Source records:

[Start of section]

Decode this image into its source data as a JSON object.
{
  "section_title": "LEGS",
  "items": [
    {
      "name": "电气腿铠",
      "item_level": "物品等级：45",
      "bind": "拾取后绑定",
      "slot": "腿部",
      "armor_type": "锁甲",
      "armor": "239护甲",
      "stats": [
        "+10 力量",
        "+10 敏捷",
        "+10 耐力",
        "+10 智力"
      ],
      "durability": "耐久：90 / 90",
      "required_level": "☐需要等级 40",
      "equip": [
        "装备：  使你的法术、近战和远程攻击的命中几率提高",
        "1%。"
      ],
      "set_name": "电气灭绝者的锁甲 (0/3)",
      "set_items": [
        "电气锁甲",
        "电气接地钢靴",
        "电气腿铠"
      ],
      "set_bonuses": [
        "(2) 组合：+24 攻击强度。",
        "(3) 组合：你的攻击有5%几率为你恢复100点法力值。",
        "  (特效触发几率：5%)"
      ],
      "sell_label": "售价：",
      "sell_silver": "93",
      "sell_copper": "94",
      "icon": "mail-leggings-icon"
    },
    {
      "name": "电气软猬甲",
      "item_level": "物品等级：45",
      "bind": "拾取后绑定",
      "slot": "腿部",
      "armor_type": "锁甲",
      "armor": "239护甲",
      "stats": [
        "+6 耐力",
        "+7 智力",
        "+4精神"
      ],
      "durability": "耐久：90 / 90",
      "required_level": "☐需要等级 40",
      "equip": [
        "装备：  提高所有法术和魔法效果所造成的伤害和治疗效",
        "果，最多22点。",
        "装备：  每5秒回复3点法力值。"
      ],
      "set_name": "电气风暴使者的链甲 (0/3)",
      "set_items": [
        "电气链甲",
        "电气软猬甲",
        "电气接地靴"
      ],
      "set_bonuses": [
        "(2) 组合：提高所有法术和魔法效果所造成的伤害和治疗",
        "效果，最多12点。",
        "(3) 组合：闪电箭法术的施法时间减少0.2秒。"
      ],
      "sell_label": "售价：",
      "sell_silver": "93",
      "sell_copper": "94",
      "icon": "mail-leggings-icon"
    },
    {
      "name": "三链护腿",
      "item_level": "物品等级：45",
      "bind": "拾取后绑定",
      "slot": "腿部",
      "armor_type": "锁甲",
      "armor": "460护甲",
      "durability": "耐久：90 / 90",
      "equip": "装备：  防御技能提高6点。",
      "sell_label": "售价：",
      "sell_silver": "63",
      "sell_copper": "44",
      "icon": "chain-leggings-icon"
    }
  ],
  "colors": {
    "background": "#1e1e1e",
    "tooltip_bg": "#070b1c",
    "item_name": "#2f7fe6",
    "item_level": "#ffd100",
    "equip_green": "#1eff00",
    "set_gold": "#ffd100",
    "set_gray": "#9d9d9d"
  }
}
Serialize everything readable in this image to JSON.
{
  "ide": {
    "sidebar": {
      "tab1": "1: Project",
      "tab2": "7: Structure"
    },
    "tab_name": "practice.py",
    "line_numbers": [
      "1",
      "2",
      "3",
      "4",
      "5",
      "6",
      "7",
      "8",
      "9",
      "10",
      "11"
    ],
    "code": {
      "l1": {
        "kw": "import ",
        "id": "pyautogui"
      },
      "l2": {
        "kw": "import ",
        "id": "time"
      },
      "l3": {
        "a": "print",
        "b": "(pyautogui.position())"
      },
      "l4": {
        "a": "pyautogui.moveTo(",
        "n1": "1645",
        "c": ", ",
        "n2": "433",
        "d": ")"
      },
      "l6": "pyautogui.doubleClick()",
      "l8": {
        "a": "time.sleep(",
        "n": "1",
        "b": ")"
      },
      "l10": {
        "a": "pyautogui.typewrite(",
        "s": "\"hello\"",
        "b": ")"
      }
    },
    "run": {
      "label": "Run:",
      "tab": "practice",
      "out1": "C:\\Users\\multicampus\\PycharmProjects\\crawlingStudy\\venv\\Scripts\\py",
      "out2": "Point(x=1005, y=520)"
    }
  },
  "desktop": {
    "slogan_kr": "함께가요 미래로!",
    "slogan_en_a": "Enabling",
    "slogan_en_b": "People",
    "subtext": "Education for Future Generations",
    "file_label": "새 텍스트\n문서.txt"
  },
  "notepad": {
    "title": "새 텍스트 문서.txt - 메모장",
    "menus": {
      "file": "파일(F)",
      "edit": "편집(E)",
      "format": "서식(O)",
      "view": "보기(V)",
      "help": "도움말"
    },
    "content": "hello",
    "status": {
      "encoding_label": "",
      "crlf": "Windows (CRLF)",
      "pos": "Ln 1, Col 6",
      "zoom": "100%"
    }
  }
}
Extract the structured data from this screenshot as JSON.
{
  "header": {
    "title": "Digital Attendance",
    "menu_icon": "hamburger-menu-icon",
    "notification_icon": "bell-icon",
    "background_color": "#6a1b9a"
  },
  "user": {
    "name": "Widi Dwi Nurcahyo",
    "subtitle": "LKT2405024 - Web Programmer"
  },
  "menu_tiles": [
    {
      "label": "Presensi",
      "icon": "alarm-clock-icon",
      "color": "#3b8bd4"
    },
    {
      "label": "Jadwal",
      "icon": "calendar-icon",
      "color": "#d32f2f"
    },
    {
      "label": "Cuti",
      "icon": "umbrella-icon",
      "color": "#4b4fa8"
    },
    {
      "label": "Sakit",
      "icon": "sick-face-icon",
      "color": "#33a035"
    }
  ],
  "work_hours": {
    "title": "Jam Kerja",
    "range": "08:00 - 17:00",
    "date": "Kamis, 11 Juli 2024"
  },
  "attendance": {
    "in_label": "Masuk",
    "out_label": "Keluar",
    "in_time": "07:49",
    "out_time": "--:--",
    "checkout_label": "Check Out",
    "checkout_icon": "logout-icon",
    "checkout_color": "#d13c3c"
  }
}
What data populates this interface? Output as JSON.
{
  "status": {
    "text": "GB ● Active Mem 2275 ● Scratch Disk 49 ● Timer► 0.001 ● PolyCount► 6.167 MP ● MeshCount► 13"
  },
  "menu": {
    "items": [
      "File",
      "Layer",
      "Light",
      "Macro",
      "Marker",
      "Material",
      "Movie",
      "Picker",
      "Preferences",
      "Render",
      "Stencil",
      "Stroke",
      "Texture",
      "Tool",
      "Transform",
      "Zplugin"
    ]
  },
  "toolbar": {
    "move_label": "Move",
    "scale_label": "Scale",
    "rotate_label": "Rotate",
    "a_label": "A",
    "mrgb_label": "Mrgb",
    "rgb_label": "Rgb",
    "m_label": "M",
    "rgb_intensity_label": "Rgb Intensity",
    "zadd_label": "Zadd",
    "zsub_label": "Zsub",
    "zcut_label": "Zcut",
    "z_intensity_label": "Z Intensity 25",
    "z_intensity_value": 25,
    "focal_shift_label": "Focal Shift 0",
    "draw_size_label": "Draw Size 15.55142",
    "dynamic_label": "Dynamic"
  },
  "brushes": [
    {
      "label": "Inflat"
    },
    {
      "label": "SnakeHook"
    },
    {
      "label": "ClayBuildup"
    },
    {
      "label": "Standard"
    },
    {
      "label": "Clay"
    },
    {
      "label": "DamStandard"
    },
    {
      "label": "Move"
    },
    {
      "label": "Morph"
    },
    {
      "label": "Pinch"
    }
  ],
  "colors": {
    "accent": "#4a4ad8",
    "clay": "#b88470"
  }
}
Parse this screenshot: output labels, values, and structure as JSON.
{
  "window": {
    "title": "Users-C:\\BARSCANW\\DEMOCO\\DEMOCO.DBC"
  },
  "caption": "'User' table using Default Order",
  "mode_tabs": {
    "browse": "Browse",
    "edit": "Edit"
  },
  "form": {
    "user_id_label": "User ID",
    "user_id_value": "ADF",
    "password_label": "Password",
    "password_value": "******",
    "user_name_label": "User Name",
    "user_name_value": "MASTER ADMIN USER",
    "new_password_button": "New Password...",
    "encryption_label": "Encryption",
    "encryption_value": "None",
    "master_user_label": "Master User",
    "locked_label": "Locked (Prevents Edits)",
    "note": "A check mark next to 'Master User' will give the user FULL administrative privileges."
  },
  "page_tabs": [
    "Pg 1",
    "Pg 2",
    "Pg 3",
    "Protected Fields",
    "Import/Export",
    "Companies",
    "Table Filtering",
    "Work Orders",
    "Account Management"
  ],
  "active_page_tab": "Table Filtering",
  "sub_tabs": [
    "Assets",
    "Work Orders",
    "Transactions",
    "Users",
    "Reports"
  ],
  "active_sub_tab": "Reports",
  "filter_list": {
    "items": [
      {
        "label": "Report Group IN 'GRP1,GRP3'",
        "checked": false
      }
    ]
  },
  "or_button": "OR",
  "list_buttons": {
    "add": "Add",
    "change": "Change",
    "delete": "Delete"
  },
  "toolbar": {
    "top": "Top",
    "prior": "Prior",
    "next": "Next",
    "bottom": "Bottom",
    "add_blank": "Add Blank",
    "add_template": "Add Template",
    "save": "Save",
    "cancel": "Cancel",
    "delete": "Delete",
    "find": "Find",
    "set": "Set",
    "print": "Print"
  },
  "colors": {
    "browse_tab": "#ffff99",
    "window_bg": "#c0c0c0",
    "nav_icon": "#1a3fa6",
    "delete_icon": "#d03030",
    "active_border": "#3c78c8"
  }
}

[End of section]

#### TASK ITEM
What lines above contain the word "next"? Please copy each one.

#### ANSWER SECTION
    "note": "A check mark next to 'Master User' will give the user FULL administrative privileges."
    "next": "Next",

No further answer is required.